Faulconer, Other Stadium Backers Highlight Chargers' Role In San Diego
At a news conference at Chargers Park on Tuesday, city and team officials emphasized the importance of the Chargers football team to San Diego in encouraging residents to vote in the upcoming election, especially to support plans for a downtown stadium.
Measure C would set up a framework to build a stadium and convention center annex near Petco Park. Because it would raise hotel room taxes, it requires two-third support to pass.
"A vote for C is a vote to keep the Chargers in San Diego. It's also a vote for the future of our city," said Mayor Kevin Faulconer, who endorsed the measure after agreeing with team officials on certain safeguards.
"I believe it's very important for San Diegans to have professional sports — it brings us together just like music, arts, strong cultural institutions — professional sports are one of the building blocks of a world-class city," he said at the news conference alongside Chargers President A.G. Spanos.
While the Chargers' plans to build a new stadium in Los Angeles County, in conjunction with the Oakland Raiders, was shot down by National Football League earlier this year, the team has a deal in place to become the second team in a future facility in Inglewood, along with the Rams.
With Measure C trailing badly in the polls, it's unclear whether the Chargers would exercise that option if the proposition fails next month. Some observers have suggested that Faulconer's agreement with the team could lay the foundation for a Plan B in San Diego.

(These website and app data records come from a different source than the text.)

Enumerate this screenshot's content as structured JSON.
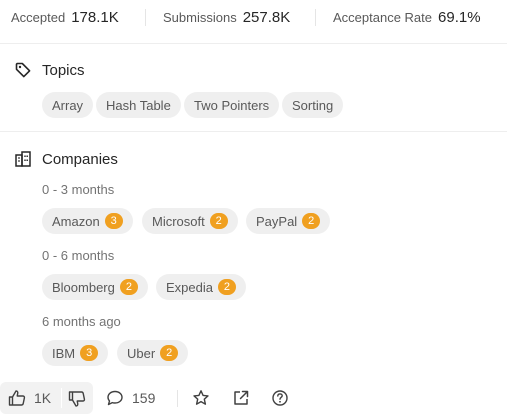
{
  "stats": {
    "accepted_label": "Accepted",
    "accepted_value": "178.1K",
    "submissions_label": "Submissions",
    "submissions_value": "257.8K",
    "acceptance_label": "Acceptance Rate",
    "acceptance_value": "69.1%"
  },
  "topics": {
    "title": "Topics",
    "icon": "tag-icon",
    "tags": [
      "Array",
      "Hash Table",
      "Two Pointers",
      "Sorting"
    ]
  },
  "companies": {
    "title": "Companies",
    "icon": "building-icon",
    "groups": [
      {
        "period": "0 - 3 months",
        "items": [
          {
            "name": "Amazon",
            "count": "3"
          },
          {
            "name": "Microsoft",
            "count": "2"
          },
          {
            "name": "PayPal",
            "count": "2"
          }
        ]
      },
      {
        "period": "0 - 6 months",
        "items": [
          {
            "name": "Bloomberg",
            "count": "2"
          },
          {
            "name": "Expedia",
            "count": "2"
          }
        ]
      },
      {
        "period": "6 months ago",
        "items": [
          {
            "name": "IBM",
            "count": "3"
          },
          {
            "name": "Uber",
            "count": "2"
          }
        ]
      }
    ]
  },
  "footer": {
    "likes": "1K",
    "comments": "159"
  },
  "colors": {
    "badge": "#f0a020",
    "chip_bg": "#efefef"
  }
}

Chargers President A.G. Spanos handed the mayor a No. 16 jersey that said "Yes on C" on the back.
Chargers signal-caller Philip Rivers said he took Peyton Manning's retirement speech about being the quarterback of a city to heart and understands the "special bond" of the community with the team.

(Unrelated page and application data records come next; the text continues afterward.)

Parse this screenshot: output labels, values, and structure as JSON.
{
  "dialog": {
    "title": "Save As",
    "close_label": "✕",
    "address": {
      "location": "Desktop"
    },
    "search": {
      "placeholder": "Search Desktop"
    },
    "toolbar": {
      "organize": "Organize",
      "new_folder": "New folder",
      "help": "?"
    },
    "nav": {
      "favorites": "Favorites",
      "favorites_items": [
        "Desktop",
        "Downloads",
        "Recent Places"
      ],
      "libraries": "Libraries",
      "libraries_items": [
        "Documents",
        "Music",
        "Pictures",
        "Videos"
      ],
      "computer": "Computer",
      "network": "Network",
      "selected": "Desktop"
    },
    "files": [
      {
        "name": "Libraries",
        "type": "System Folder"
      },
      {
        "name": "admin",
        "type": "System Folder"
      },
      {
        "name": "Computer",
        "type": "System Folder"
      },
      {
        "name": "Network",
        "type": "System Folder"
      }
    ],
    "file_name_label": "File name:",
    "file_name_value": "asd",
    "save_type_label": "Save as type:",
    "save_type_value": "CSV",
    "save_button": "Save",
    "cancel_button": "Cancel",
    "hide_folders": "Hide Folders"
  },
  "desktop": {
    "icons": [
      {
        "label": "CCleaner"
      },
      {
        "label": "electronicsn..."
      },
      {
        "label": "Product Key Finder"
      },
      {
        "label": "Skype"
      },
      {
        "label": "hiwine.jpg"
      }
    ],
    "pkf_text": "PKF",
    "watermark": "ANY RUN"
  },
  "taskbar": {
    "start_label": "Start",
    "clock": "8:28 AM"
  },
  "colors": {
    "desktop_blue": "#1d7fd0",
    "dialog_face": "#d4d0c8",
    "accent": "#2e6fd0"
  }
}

"I can't imagine the Chargers not being the San Diego Chargers," Rivers said. "Voting yes on Measure C gives the Chargers the best chance to remain the San Diego Chargers and to play here in San Diego."
Opponents contend that Measure C would be a giveaway to a billionaire owner, and that the mayor's deal with the team to protect the city's general fund from a shortfall in new tax revenue is not legally binding.
The city's hotel room tax is currently 10.5 percent, plus a 2 percent fee that funds tourism marketing. If Measure C passes, the rate would rise to a total of 16.5 percent.